Your instructions: Search the data for "string" and copy every matching line.

Given data:
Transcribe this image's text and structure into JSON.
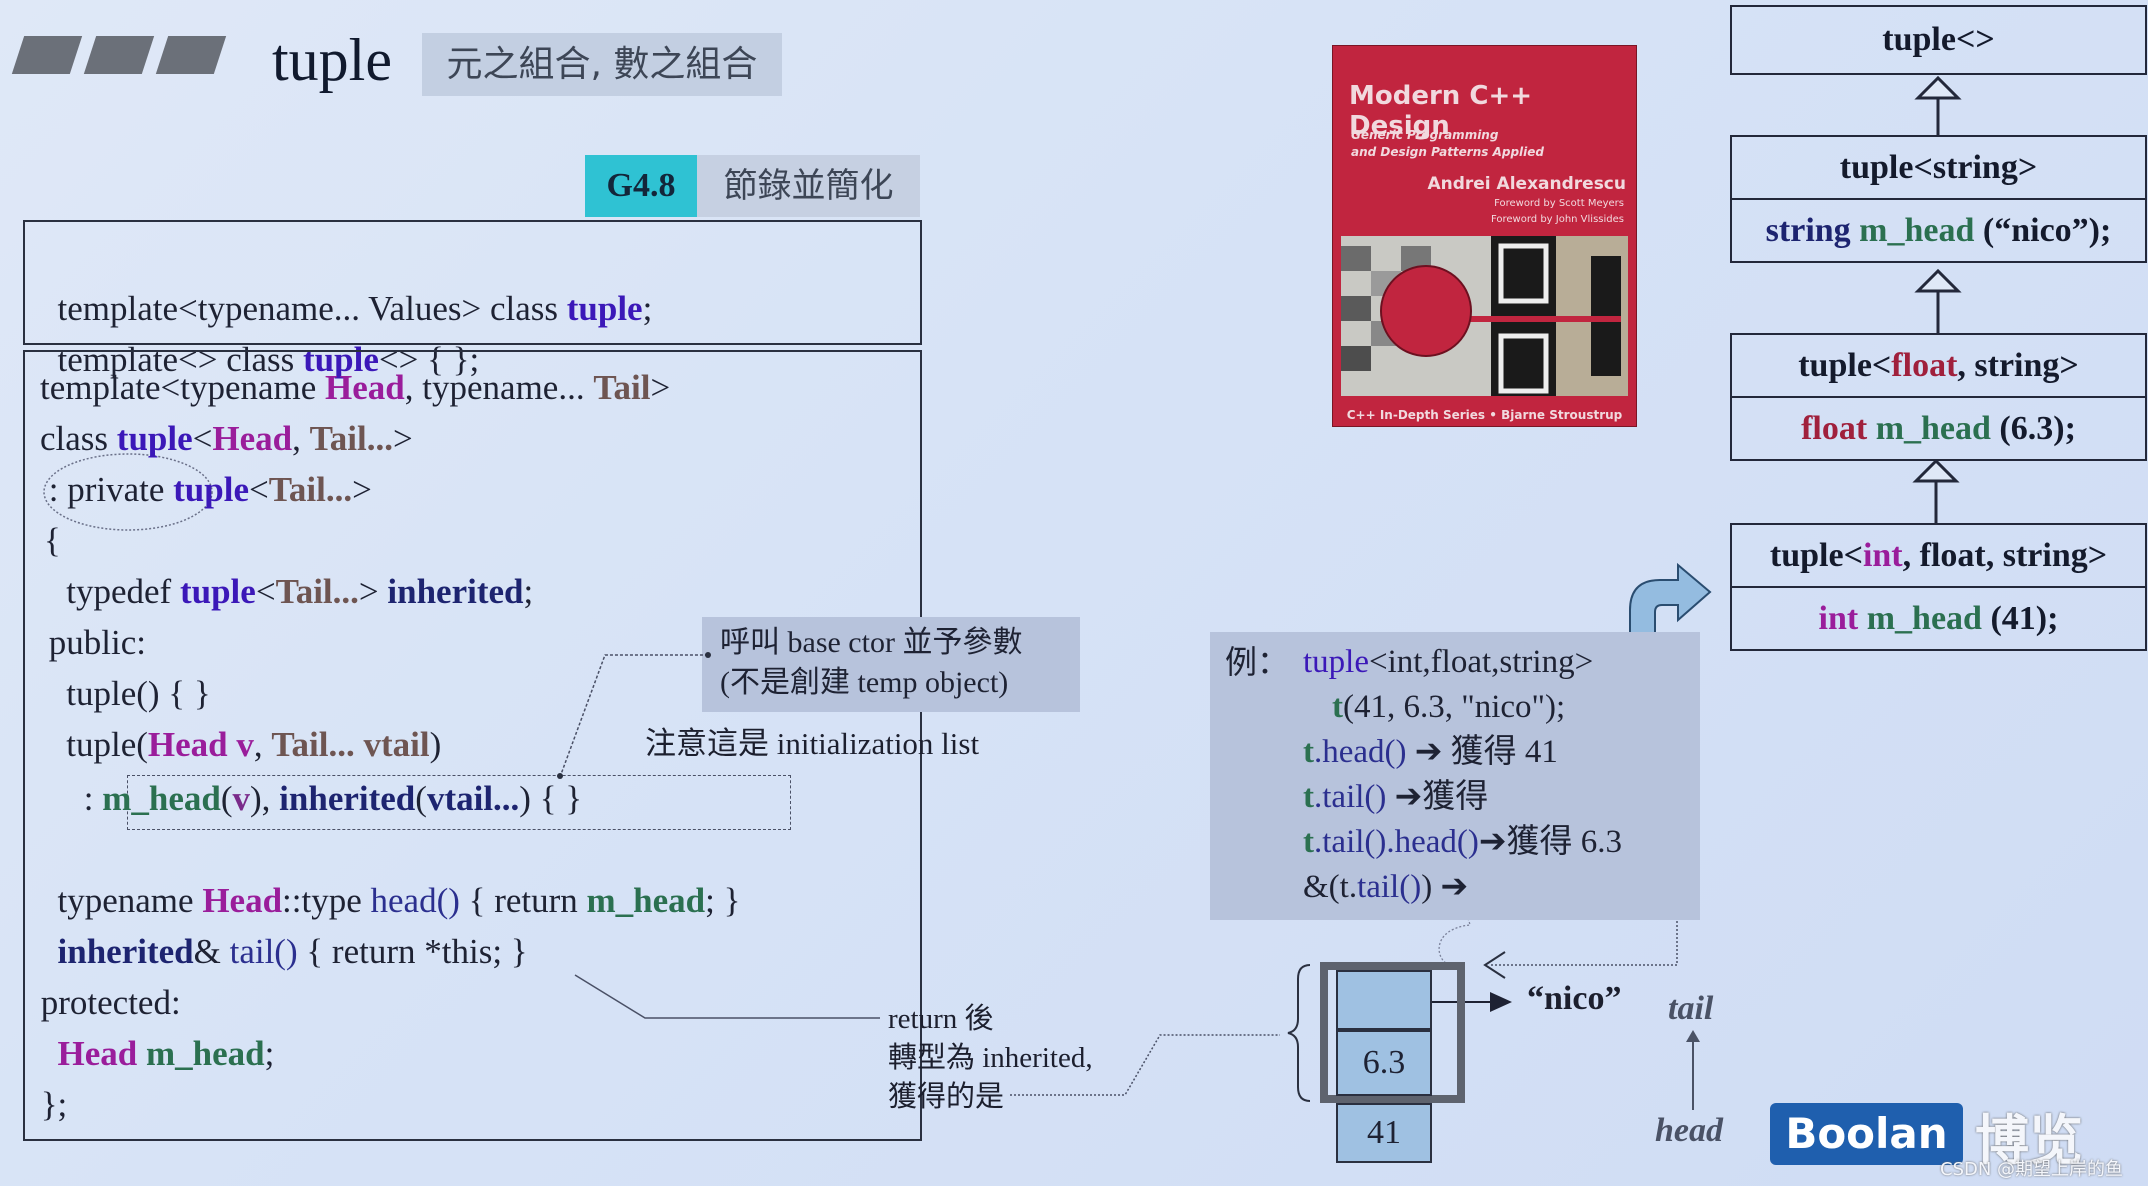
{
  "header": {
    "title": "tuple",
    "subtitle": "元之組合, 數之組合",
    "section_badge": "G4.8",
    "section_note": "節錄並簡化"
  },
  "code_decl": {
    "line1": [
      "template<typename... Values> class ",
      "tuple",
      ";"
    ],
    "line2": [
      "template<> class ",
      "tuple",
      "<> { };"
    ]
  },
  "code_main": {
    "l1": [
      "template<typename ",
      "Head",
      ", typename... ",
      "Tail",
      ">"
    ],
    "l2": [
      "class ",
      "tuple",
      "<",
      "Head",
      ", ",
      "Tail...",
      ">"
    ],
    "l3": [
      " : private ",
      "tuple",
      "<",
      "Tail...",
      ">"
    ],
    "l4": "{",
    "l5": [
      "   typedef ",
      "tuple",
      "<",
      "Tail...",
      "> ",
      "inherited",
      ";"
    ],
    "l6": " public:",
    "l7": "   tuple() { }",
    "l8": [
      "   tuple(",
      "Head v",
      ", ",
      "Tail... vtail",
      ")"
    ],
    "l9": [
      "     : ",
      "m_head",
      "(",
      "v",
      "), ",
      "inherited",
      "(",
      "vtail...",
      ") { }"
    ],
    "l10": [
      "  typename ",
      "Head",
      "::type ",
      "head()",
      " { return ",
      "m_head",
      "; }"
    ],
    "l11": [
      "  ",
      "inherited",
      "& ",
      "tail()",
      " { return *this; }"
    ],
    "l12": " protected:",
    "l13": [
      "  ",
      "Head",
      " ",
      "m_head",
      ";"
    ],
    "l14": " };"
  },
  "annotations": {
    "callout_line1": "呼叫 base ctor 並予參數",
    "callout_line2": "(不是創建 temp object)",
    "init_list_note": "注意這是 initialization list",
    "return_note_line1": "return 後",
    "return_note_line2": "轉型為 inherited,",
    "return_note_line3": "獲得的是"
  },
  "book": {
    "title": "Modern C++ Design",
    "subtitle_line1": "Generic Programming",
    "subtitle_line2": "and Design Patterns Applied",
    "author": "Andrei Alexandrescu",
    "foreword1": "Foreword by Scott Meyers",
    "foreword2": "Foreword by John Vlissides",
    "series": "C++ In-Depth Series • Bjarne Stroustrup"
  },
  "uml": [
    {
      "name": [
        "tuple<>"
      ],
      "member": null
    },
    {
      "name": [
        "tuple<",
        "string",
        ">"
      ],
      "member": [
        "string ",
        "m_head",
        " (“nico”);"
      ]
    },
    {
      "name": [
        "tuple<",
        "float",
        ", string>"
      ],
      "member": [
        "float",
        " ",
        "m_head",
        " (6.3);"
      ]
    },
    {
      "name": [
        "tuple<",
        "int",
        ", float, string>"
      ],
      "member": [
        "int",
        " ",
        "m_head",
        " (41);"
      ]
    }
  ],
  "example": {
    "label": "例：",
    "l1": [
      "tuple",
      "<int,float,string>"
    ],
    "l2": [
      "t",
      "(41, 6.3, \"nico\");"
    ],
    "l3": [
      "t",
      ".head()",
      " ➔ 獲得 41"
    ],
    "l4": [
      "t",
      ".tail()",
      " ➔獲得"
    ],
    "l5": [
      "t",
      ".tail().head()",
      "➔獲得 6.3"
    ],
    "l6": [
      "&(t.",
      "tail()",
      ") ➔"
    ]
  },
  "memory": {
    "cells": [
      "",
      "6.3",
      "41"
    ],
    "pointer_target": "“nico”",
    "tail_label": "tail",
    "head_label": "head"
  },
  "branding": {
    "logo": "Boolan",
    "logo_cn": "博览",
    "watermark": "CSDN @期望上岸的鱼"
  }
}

Response to the task:
        "string",
        "string ",
        ", string>"
        ", float, string>"
      "<int,float,string>"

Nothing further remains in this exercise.